What is required =>
Line count for the string "yellow": give the number of lines in the data below that contain it, and nothing more.
↓↓↓
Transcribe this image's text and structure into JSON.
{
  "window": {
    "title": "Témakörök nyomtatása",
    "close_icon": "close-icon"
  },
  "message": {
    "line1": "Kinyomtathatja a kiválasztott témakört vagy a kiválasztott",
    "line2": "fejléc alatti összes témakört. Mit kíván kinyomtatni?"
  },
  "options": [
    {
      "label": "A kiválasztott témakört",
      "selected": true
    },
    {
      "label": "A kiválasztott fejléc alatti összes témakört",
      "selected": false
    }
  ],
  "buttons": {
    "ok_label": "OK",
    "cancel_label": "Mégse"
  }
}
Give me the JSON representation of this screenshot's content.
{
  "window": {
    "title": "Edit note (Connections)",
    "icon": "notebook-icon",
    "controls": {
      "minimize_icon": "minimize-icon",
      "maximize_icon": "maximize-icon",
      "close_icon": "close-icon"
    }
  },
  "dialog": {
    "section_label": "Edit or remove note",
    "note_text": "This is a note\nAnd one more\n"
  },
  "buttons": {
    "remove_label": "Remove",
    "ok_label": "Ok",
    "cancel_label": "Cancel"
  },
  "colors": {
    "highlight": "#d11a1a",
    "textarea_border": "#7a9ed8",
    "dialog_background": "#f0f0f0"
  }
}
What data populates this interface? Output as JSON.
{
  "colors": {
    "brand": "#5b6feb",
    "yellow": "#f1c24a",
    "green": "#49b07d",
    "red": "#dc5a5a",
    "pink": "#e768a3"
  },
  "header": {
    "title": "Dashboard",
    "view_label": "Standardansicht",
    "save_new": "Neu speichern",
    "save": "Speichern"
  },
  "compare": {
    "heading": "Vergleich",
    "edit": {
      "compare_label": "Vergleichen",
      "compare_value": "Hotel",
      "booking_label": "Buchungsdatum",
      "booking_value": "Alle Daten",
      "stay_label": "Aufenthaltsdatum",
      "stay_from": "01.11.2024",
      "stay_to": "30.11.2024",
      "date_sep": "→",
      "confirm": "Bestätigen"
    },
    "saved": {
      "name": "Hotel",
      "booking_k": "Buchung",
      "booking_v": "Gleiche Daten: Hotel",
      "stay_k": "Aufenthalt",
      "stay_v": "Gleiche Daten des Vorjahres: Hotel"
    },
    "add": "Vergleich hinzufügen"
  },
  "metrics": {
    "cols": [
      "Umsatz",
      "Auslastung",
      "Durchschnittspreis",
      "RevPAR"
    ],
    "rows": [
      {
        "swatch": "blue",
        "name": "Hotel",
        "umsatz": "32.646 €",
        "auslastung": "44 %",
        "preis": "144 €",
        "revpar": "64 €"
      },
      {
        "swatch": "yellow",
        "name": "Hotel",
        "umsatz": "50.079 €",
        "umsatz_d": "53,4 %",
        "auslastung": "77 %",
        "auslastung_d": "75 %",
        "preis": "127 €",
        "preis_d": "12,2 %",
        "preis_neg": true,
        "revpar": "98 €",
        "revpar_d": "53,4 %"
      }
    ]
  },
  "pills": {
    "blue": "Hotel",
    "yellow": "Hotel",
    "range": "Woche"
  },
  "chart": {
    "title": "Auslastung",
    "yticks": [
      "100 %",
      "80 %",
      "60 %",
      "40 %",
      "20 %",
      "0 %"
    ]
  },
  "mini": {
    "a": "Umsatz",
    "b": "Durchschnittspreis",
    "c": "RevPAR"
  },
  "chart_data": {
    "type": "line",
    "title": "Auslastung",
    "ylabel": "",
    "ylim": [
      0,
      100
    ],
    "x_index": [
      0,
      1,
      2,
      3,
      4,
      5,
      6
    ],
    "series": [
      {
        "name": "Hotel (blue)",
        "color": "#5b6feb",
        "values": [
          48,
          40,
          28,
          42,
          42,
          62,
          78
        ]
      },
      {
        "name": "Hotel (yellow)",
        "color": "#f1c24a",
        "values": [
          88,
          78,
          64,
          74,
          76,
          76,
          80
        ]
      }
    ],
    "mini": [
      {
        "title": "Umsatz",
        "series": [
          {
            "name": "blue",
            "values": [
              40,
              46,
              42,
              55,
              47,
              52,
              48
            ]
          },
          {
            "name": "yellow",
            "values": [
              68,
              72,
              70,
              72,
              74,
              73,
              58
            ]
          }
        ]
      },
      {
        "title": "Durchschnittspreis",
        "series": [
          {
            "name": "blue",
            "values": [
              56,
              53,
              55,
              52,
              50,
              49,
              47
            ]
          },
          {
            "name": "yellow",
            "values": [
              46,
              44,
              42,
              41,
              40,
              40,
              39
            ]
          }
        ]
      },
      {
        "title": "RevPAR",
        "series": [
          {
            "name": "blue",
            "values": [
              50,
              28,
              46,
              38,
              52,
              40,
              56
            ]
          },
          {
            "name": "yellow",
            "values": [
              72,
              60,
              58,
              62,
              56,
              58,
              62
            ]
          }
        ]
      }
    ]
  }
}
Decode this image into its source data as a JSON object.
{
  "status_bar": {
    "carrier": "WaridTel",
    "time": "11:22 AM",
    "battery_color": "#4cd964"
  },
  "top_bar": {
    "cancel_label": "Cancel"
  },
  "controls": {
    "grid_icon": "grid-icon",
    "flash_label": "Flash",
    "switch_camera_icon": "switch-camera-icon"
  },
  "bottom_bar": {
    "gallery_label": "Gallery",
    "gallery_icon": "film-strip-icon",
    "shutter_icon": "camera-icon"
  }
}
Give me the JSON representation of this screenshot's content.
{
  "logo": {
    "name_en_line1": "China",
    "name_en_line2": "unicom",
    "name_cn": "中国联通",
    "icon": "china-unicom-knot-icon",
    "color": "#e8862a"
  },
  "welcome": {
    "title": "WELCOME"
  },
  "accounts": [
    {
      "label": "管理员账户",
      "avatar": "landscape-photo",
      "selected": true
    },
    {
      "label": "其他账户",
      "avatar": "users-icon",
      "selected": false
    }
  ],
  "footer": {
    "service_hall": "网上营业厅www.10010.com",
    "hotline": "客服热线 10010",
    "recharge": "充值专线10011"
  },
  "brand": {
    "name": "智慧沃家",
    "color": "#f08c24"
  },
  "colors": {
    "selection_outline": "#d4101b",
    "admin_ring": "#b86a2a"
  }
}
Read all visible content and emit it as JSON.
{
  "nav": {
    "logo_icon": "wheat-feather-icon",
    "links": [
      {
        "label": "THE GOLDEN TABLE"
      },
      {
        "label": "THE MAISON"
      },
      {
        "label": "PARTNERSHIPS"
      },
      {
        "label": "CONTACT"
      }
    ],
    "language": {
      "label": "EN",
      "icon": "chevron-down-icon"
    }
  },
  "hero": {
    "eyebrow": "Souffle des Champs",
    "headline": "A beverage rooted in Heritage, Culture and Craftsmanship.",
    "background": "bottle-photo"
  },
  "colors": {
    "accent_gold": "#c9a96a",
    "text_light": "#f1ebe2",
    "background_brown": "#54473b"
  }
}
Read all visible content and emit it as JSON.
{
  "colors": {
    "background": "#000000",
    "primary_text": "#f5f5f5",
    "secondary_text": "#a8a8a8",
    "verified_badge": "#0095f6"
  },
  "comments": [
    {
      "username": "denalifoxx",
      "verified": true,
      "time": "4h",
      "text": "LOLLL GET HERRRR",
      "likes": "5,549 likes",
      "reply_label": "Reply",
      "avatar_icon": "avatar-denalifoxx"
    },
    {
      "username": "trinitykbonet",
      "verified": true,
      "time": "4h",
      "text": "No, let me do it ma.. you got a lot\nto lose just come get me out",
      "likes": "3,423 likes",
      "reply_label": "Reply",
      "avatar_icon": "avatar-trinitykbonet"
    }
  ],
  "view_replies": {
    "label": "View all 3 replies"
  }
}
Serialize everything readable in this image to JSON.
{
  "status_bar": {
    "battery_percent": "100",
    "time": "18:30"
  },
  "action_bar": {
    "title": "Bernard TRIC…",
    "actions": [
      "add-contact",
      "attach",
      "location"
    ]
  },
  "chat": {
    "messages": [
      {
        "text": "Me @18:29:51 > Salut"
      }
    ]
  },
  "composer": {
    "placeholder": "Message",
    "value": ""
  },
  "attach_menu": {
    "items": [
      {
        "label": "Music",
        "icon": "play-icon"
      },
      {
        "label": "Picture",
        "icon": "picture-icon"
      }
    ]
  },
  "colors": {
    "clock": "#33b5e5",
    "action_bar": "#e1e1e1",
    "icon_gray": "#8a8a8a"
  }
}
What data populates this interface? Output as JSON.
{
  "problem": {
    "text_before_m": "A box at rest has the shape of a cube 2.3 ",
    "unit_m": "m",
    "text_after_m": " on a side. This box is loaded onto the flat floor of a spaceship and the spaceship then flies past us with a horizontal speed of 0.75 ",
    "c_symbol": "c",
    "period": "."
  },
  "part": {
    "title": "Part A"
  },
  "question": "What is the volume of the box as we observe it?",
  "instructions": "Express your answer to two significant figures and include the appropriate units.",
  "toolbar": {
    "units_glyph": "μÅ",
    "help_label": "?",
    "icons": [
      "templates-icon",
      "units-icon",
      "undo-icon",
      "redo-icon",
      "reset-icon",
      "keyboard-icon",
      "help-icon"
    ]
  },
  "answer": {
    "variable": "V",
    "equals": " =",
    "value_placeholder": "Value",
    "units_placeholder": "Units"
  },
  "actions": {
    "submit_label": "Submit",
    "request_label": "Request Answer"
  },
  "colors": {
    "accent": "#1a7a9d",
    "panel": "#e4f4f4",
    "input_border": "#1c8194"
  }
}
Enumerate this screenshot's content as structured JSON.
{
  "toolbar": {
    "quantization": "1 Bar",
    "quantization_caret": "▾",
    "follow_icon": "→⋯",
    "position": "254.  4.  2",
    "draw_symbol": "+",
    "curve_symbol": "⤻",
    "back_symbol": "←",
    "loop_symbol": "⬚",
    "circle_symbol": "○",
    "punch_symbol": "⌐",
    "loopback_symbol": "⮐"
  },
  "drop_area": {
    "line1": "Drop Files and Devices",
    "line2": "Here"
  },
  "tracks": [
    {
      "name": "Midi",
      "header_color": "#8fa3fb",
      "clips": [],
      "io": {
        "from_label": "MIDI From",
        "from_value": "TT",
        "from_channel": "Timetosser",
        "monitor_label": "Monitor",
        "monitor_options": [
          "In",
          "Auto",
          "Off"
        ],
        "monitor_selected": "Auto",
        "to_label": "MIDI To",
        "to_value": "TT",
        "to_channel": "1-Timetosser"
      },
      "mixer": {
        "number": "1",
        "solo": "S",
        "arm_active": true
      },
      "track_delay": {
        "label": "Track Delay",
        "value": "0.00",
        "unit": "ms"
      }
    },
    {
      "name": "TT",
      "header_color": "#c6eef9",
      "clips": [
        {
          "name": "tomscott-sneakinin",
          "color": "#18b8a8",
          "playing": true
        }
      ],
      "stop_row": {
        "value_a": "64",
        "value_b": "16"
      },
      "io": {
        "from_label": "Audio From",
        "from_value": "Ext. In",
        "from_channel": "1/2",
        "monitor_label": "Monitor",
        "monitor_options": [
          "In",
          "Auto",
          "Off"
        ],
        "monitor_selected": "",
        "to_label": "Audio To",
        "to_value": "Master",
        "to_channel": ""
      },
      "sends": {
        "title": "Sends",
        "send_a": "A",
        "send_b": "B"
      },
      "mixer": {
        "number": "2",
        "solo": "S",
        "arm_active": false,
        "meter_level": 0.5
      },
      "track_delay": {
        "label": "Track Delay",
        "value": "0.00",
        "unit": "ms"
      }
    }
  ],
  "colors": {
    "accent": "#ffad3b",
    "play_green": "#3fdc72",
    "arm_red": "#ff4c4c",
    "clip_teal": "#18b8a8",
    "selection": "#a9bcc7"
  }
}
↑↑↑
Solution to the problem =>
7